• _Task prompt_:
Each line below must be written out exactly as shown.

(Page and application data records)
• • •
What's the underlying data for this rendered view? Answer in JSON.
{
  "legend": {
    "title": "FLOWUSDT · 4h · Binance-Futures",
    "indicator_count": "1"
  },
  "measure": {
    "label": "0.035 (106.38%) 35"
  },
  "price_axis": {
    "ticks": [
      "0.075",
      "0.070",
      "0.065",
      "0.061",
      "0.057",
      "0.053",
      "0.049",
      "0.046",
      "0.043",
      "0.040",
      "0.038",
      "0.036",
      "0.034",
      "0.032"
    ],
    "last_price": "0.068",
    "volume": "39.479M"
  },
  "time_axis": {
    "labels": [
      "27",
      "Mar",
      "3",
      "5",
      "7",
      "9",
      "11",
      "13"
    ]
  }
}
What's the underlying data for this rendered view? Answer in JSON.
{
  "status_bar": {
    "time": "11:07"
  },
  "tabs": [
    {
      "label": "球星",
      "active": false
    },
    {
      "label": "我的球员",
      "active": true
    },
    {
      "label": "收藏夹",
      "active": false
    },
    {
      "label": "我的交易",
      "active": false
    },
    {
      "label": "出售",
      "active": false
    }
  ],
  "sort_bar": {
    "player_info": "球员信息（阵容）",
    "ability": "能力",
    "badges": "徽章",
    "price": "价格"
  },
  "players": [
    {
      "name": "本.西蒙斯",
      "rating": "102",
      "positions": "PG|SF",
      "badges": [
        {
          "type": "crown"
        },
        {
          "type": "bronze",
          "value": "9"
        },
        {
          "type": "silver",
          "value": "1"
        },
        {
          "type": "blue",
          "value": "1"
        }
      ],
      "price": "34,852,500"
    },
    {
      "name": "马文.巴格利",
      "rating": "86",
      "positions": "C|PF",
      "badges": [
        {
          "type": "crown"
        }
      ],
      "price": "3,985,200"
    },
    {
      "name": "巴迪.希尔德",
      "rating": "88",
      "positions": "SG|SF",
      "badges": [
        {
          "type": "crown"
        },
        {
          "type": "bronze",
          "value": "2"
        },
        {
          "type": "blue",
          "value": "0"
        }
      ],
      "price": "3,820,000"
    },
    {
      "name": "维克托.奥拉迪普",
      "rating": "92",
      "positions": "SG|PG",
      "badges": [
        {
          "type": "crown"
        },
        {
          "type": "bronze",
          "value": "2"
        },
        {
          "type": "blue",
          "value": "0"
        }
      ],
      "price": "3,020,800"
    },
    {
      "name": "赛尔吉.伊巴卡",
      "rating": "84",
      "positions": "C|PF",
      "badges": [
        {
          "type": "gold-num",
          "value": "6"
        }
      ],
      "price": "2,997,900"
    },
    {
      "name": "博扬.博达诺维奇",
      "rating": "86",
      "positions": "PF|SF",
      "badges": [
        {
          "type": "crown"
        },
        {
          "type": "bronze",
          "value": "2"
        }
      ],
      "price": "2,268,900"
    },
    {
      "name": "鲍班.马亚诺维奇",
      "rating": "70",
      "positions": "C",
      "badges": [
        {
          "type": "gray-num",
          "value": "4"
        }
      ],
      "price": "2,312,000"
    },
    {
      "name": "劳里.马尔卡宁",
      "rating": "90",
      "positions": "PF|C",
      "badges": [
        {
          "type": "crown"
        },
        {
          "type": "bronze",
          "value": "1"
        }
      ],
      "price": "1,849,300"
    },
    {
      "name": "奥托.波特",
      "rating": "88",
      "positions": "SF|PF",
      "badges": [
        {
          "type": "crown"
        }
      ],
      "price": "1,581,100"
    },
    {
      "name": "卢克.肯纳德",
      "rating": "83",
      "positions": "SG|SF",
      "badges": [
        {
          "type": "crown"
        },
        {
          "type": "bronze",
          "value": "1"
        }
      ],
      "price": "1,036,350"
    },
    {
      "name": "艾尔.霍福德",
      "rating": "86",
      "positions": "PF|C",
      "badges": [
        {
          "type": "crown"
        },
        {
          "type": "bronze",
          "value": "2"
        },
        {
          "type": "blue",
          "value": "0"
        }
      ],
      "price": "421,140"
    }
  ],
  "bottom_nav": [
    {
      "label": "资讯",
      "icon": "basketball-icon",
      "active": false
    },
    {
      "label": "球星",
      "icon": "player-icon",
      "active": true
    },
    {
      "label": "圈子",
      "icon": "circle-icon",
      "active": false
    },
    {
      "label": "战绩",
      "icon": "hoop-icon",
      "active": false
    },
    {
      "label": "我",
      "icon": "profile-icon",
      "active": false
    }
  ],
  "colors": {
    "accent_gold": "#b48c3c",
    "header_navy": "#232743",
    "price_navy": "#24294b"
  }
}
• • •
• _Answer space_:
What's the underlying data for this rendered view? Answer in JSON.
{
  "legend": {
    "title": "FLOWUSDT · 4h · Binance-Futures",
    "indicator_count": "1"
  },
  "measure": {
    "label": "0.035 (106.38%) 35"
  },
  "price_axis": {
    "ticks": [
      "0.075",
      "0.070",
      "0.065",
      "0.061",
      "0.057",
      "0.053",
      "0.049",
      "0.046",
      "0.043",
      "0.040",
      "0.038",
      "0.036",
      "0.034",
      "0.032"
    ],
    "last_price": "0.068",
    "volume": "39.479M"
  },
  "time_axis": {
    "labels": [
      "27",
      "Mar",
      "3",
      "5",
      "7",
      "9",
      "11",
      "13"
    ]
  }
}
What's the underlying data for this rendered view? Answer in JSON.
{
  "status_bar": {
    "time": "11:07"
  },
  "tabs": [
    {
      "label": "球星",
      "active": false
    },
    {
      "label": "我的球员",
      "active": true
    },
    {
      "label": "收藏夹",
      "active": false
    },
    {
      "label": "我的交易",
      "active": false
    },
    {
      "label": "出售",
      "active": false
    }
  ],
  "sort_bar": {
    "player_info": "球员信息（阵容）",
    "ability": "能力",
    "badges": "徽章",
    "price": "价格"
  },
  "players": [
    {
      "name": "本.西蒙斯",
      "rating": "102",
      "positions": "PG|SF",
      "badges": [
        {
          "type": "crown"
        },
        {
          "type": "bronze",
          "value": "9"
        },
        {
          "type": "silver",
          "value": "1"
        },
        {
          "type": "blue",
          "value": "1"
        }
      ],
      "price": "34,852,500"
    },
    {
      "name": "马文.巴格利",
      "rating": "86",
      "positions": "C|PF",
      "badges": [
        {
          "type": "crown"
        }
      ],
      "price": "3,985,200"
    },
    {
      "name": "巴迪.希尔德",
      "rating": "88",
      "positions": "SG|SF",
      "badges": [
        {
          "type": "crown"
        },
        {
          "type": "bronze",
          "value": "2"
        },
        {
          "type": "blue",
          "value": "0"
        }
      ],
      "price": "3,820,000"
    },
    {
      "name": "维克托.奥拉迪普",
      "rating": "92",
      "positions": "SG|PG",
      "badges": [
        {
          "type": "crown"
        },
        {
          "type": "bronze",
          "value": "2"
        },
        {
          "type": "blue",
          "value": "0"
        }
      ],
      "price": "3,020,800"
    },
    {
      "name": "赛尔吉.伊巴卡",
      "rating": "84",
      "positions": "C|PF",
      "badges": [
        {
          "type": "gold-num",
          "value": "6"
        }
      ],
      "price": "2,997,900"
    },
    {
      "name": "博扬.博达诺维奇",
      "rating": "86",
      "positions": "PF|SF",
      "badges": [
        {
          "type": "crown"
        },
        {
          "type": "bronze",
          "value": "2"
        }
      ],
      "price": "2,268,900"
    },
    {
      "name": "鲍班.马亚诺维奇",
      "rating": "70",
      "positions": "C",
      "badges": [
        {
          "type": "gray-num",
          "value": "4"
        }
      ],
      "price": "2,312,000"
    },
    {
      "name": "劳里.马尔卡宁",
      "rating": "90",
      "positions": "PF|C",
      "badges": [
        {
          "type": "crown"
        },
        {
          "type": "bronze",
          "value": "1"
        }
      ],
      "price": "1,849,300"
    },
    {
      "name": "奥托.波特",
      "rating": "88",
      "positions": "SF|PF",
      "badges": [
        {
          "type": "crown"
        }
      ],
      "price": "1,581,100"
    },
    {
      "name": "卢克.肯纳德",
      "rating": "83",
      "positions": "SG|SF",
      "badges": [
        {
          "type": "crown"
        },
        {
          "type": "bronze",
          "value": "1"
        }
      ],
      "price": "1,036,350"
    },
    {
      "name": "艾尔.霍福德",
      "rating": "86",
      "positions": "PF|C",
      "badges": [
        {
          "type": "crown"
        },
        {
          "type": "bronze",
          "value": "2"
        },
        {
          "type": "blue",
          "value": "0"
        }
      ],
      "price": "421,140"
    }
  ],
  "bottom_nav": [
    {
      "label": "资讯",
      "icon": "basketball-icon",
      "active": false
    },
    {
      "label": "球星",
      "icon": "player-icon",
      "active": true
    },
    {
      "label": "圈子",
      "icon": "circle-icon",
      "active": false
    },
    {
      "label": "战绩",
      "icon": "hoop-icon",
      "active": false
    },
    {
      "label": "我",
      "icon": "profile-icon",
      "active": false
    }
  ],
  "colors": {
    "accent_gold": "#b48c3c",
    "header_navy": "#232743",
    "price_navy": "#24294b"
  }
}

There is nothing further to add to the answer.